* [Exercise data]
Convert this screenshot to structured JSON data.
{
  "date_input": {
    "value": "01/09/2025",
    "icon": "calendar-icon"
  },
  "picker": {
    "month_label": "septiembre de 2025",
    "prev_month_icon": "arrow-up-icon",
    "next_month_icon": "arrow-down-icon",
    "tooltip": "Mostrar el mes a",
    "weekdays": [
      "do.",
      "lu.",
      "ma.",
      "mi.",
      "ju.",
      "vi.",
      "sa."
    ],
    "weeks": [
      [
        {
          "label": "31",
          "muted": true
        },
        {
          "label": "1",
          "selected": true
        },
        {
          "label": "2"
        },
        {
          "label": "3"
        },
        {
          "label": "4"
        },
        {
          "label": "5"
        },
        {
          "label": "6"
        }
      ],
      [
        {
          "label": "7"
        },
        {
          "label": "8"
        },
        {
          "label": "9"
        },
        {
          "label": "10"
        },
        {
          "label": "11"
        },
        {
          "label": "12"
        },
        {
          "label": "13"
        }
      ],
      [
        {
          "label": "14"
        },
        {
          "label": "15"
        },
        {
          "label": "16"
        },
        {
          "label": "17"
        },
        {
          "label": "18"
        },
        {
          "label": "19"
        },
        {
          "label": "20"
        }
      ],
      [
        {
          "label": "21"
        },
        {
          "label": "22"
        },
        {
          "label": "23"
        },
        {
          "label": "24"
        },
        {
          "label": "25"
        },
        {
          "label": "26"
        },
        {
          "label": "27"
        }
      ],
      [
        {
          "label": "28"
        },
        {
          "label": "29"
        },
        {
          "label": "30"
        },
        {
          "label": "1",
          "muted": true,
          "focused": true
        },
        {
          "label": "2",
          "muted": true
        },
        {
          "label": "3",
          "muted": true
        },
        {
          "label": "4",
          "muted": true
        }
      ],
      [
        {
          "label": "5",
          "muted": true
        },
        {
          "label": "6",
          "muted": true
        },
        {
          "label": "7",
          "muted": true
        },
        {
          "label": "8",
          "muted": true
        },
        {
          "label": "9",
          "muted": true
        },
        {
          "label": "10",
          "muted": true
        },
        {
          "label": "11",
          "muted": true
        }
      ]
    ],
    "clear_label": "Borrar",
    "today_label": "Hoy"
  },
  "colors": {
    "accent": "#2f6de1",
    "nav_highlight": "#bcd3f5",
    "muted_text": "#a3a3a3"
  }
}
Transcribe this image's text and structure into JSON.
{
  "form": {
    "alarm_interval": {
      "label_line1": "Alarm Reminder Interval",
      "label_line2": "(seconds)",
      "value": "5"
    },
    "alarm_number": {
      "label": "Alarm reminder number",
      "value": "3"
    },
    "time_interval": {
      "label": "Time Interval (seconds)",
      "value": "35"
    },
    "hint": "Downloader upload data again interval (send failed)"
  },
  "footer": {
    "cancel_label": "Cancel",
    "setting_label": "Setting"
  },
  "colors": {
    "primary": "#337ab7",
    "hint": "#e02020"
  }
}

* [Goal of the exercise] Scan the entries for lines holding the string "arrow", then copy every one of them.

* [Response area]
    "prev_month_icon": "arrow-up-icon",
    "next_month_icon": "arrow-down-icon",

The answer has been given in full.